PROBLEM: What you return must match the records exactly, with every line included.
[Start of Attachment]
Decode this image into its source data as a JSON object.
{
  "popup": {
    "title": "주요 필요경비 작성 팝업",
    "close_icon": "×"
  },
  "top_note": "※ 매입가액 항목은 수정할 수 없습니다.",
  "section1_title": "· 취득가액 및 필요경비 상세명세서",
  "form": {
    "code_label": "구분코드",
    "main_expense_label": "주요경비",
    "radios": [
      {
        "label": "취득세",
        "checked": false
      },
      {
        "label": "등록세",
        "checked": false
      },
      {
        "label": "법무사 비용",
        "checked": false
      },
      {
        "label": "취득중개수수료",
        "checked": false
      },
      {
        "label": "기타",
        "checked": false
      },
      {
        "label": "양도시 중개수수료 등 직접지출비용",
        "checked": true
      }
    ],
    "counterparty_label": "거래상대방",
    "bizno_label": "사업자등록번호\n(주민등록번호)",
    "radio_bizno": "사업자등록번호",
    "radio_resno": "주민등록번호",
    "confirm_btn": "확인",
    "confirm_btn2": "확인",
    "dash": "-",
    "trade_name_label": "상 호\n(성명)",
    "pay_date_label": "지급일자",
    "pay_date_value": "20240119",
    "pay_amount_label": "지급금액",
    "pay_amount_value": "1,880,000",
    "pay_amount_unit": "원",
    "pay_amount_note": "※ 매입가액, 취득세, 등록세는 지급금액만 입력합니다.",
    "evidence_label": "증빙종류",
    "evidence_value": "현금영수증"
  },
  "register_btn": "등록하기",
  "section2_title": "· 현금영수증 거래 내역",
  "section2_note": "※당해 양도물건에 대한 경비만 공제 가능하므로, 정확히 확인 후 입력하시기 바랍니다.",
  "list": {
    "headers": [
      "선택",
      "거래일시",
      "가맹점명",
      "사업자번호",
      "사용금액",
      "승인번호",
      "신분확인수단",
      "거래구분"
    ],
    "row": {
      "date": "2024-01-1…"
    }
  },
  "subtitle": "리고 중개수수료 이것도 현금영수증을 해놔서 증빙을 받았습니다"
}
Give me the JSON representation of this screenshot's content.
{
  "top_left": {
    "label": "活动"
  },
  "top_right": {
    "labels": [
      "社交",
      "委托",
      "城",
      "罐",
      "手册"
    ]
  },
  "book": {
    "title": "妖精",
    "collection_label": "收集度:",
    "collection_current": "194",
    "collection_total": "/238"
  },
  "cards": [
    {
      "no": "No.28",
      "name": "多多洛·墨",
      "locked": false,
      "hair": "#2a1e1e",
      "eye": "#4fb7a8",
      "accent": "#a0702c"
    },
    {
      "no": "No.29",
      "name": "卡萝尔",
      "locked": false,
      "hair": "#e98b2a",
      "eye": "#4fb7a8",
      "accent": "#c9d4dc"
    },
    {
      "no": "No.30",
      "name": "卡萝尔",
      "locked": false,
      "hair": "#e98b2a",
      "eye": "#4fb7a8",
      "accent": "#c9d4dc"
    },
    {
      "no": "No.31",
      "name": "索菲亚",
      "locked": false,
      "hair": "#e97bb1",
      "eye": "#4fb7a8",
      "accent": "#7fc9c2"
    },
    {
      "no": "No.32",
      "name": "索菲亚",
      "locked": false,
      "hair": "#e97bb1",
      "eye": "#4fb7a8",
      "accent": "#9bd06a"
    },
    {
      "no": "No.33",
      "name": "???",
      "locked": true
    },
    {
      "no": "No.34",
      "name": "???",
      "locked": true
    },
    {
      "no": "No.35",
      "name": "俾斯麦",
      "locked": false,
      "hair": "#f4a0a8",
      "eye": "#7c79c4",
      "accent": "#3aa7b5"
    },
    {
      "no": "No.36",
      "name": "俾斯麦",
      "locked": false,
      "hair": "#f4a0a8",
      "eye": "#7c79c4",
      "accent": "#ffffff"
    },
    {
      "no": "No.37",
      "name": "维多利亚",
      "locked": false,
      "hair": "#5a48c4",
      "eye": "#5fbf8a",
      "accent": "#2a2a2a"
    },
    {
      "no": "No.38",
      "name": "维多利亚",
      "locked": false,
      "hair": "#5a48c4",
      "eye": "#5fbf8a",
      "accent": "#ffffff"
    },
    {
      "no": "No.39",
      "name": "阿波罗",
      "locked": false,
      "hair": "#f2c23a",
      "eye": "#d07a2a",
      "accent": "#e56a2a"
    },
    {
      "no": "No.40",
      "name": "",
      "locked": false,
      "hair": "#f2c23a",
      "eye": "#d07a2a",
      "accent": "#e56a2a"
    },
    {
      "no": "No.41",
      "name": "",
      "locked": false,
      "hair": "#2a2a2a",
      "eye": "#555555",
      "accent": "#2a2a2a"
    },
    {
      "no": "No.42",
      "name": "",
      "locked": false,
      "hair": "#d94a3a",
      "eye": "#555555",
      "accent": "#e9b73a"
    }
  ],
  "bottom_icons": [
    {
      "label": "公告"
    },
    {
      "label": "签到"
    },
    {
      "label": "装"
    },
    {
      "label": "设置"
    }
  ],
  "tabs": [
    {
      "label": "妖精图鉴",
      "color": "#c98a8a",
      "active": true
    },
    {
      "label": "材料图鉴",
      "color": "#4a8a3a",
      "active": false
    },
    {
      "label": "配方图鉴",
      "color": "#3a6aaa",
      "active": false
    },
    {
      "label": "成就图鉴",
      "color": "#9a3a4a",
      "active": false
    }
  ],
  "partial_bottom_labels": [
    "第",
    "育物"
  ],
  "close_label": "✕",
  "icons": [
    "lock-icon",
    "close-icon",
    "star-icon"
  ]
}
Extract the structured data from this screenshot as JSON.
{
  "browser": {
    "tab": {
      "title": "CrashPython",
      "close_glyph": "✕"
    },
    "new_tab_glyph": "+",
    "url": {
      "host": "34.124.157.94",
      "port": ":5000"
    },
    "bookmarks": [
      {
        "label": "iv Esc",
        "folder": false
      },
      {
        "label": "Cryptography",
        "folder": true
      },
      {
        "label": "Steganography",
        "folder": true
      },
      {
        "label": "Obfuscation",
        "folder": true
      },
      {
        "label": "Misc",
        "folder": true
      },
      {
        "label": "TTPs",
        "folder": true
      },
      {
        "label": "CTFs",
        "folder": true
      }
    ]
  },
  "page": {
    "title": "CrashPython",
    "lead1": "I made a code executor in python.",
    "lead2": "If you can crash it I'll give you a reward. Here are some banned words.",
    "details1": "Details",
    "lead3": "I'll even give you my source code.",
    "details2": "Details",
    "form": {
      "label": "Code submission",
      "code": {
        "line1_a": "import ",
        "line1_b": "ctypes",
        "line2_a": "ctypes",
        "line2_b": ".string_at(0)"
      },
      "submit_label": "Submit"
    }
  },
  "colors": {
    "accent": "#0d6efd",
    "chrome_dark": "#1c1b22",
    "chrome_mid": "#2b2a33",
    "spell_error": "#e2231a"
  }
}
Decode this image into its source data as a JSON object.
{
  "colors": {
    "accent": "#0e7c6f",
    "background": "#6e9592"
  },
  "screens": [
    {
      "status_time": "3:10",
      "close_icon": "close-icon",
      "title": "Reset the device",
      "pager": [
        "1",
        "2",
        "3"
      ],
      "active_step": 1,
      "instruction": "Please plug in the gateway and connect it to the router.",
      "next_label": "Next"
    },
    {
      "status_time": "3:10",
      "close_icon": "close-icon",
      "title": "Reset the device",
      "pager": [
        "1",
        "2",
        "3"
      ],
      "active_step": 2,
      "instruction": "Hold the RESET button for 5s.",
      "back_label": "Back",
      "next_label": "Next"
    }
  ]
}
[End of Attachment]
ANSWER BOX:
Decode this image into its source data as a JSON object.
{
  "popup": {
    "title": "주요 필요경비 작성 팝업",
    "close_icon": "×"
  },
  "top_note": "※ 매입가액 항목은 수정할 수 없습니다.",
  "section1_title": "· 취득가액 및 필요경비 상세명세서",
  "form": {
    "code_label": "구분코드",
    "main_expense_label": "주요경비",
    "radios": [
      {
        "label": "취득세",
        "checked": false
      },
      {
        "label": "등록세",
        "checked": false
      },
      {
        "label": "법무사 비용",
        "checked": false
      },
      {
        "label": "취득중개수수료",
        "checked": false
      },
      {
        "label": "기타",
        "checked": false
      },
      {
        "label": "양도시 중개수수료 등 직접지출비용",
        "checked": true
      }
    ],
    "counterparty_label": "거래상대방",
    "bizno_label": "사업자등록번호\n(주민등록번호)",
    "radio_bizno": "사업자등록번호",
    "radio_resno": "주민등록번호",
    "confirm_btn": "확인",
    "confirm_btn2": "확인",
    "dash": "-",
    "trade_name_label": "상 호\n(성명)",
    "pay_date_label": "지급일자",
    "pay_date_value": "20240119",
    "pay_amount_label": "지급금액",
    "pay_amount_value": "1,880,000",
    "pay_amount_unit": "원",
    "pay_amount_note": "※ 매입가액, 취득세, 등록세는 지급금액만 입력합니다.",
    "evidence_label": "증빙종류",
    "evidence_value": "현금영수증"
  },
  "register_btn": "등록하기",
  "section2_title": "· 현금영수증 거래 내역",
  "section2_note": "※당해 양도물건에 대한 경비만 공제 가능하므로, 정확히 확인 후 입력하시기 바랍니다.",
  "list": {
    "headers": [
      "선택",
      "거래일시",
      "가맹점명",
      "사업자번호",
      "사용금액",
      "승인번호",
      "신분확인수단",
      "거래구분"
    ],
    "row": {
      "date": "2024-01-1…"
    }
  },
  "subtitle": "리고 중개수수료 이것도 현금영수증을 해놔서 증빙을 받았습니다"
}
Give me the JSON representation of this screenshot's content.
{
  "top_left": {
    "label": "活动"
  },
  "top_right": {
    "labels": [
      "社交",
      "委托",
      "城",
      "罐",
      "手册"
    ]
  },
  "book": {
    "title": "妖精",
    "collection_label": "收集度:",
    "collection_current": "194",
    "collection_total": "/238"
  },
  "cards": [
    {
      "no": "No.28",
      "name": "多多洛·墨",
      "locked": false,
      "hair": "#2a1e1e",
      "eye": "#4fb7a8",
      "accent": "#a0702c"
    },
    {
      "no": "No.29",
      "name": "卡萝尔",
      "locked": false,
      "hair": "#e98b2a",
      "eye": "#4fb7a8",
      "accent": "#c9d4dc"
    },
    {
      "no": "No.30",
      "name": "卡萝尔",
      "locked": false,
      "hair": "#e98b2a",
      "eye": "#4fb7a8",
      "accent": "#c9d4dc"
    },
    {
      "no": "No.31",
      "name": "索菲亚",
      "locked": false,
      "hair": "#e97bb1",
      "eye": "#4fb7a8",
      "accent": "#7fc9c2"
    },
    {
      "no": "No.32",
      "name": "索菲亚",
      "locked": false,
      "hair": "#e97bb1",
      "eye": "#4fb7a8",
      "accent": "#9bd06a"
    },
    {
      "no": "No.33",
      "name": "???",
      "locked": true
    },
    {
      "no": "No.34",
      "name": "???",
      "locked": true
    },
    {
      "no": "No.35",
      "name": "俾斯麦",
      "locked": false,
      "hair": "#f4a0a8",
      "eye": "#7c79c4",
      "accent": "#3aa7b5"
    },
    {
      "no": "No.36",
      "name": "俾斯麦",
      "locked": false,
      "hair": "#f4a0a8",
      "eye": "#7c79c4",
      "accent": "#ffffff"
    },
    {
      "no": "No.37",
      "name": "维多利亚",
      "locked": false,
      "hair": "#5a48c4",
      "eye": "#5fbf8a",
      "accent": "#2a2a2a"
    },
    {
      "no": "No.38",
      "name": "维多利亚",
      "locked": false,
      "hair": "#5a48c4",
      "eye": "#5fbf8a",
      "accent": "#ffffff"
    },
    {
      "no": "No.39",
      "name": "阿波罗",
      "locked": false,
      "hair": "#f2c23a",
      "eye": "#d07a2a",
      "accent": "#e56a2a"
    },
    {
      "no": "No.40",
      "name": "",
      "locked": false,
      "hair": "#f2c23a",
      "eye": "#d07a2a",
      "accent": "#e56a2a"
    },
    {
      "no": "No.41",
      "name": "",
      "locked": false,
      "hair": "#2a2a2a",
      "eye": "#555555",
      "accent": "#2a2a2a"
    },
    {
      "no": "No.42",
      "name": "",
      "locked": false,
      "hair": "#d94a3a",
      "eye": "#555555",
      "accent": "#e9b73a"
    }
  ],
  "bottom_icons": [
    {
      "label": "公告"
    },
    {
      "label": "签到"
    },
    {
      "label": "装"
    },
    {
      "label": "设置"
    }
  ],
  "tabs": [
    {
      "label": "妖精图鉴",
      "color": "#c98a8a",
      "active": true
    },
    {
      "label": "材料图鉴",
      "color": "#4a8a3a",
      "active": false
    },
    {
      "label": "配方图鉴",
      "color": "#3a6aaa",
      "active": false
    },
    {
      "label": "成就图鉴",
      "color": "#9a3a4a",
      "active": false
    }
  ],
  "partial_bottom_labels": [
    "第",
    "育物"
  ],
  "close_label": "✕",
  "icons": [
    "lock-icon",
    "close-icon",
    "star-icon"
  ]
}
Extract the structured data from this screenshot as JSON.
{
  "browser": {
    "tab": {
      "title": "CrashPython",
      "close_glyph": "✕"
    },
    "new_tab_glyph": "+",
    "url": {
      "host": "34.124.157.94",
      "port": ":5000"
    },
    "bookmarks": [
      {
        "label": "iv Esc",
        "folder": false
      },
      {
        "label": "Cryptography",
        "folder": true
      },
      {
        "label": "Steganography",
        "folder": true
      },
      {
        "label": "Obfuscation",
        "folder": true
      },
      {
        "label": "Misc",
        "folder": true
      },
      {
        "label": "TTPs",
        "folder": true
      },
      {
        "label": "CTFs",
        "folder": true
      }
    ]
  },
  "page": {
    "title": "CrashPython",
    "lead1": "I made a code executor in python.",
    "lead2": "If you can crash it I'll give you a reward. Here are some banned words.",
    "details1": "Details",
    "lead3": "I'll even give you my source code.",
    "details2": "Details",
    "form": {
      "label": "Code submission",
      "code": {
        "line1_a": "import ",
        "line1_b": "ctypes",
        "line2_a": "ctypes",
        "line2_b": ".string_at(0)"
      },
      "submit_label": "Submit"
    }
  },
  "colors": {
    "accent": "#0d6efd",
    "chrome_dark": "#1c1b22",
    "chrome_mid": "#2b2a33",
    "spell_error": "#e2231a"
  }
}
Decode this image into its source data as a JSON object.
{
  "colors": {
    "accent": "#0e7c6f",
    "background": "#6e9592"
  },
  "screens": [
    {
      "status_time": "3:10",
      "close_icon": "close-icon",
      "title": "Reset the device",
      "pager": [
        "1",
        "2",
        "3"
      ],
      "active_step": 1,
      "instruction": "Please plug in the gateway and connect it to the router.",
      "next_label": "Next"
    },
    {
      "status_time": "3:10",
      "close_icon": "close-icon",
      "title": "Reset the device",
      "pager": [
        "1",
        "2",
        "3"
      ],
      "active_step": 2,
      "instruction": "Hold the RESET button for 5s.",
      "back_label": "Back",
      "next_label": "Next"
    }
  ]
}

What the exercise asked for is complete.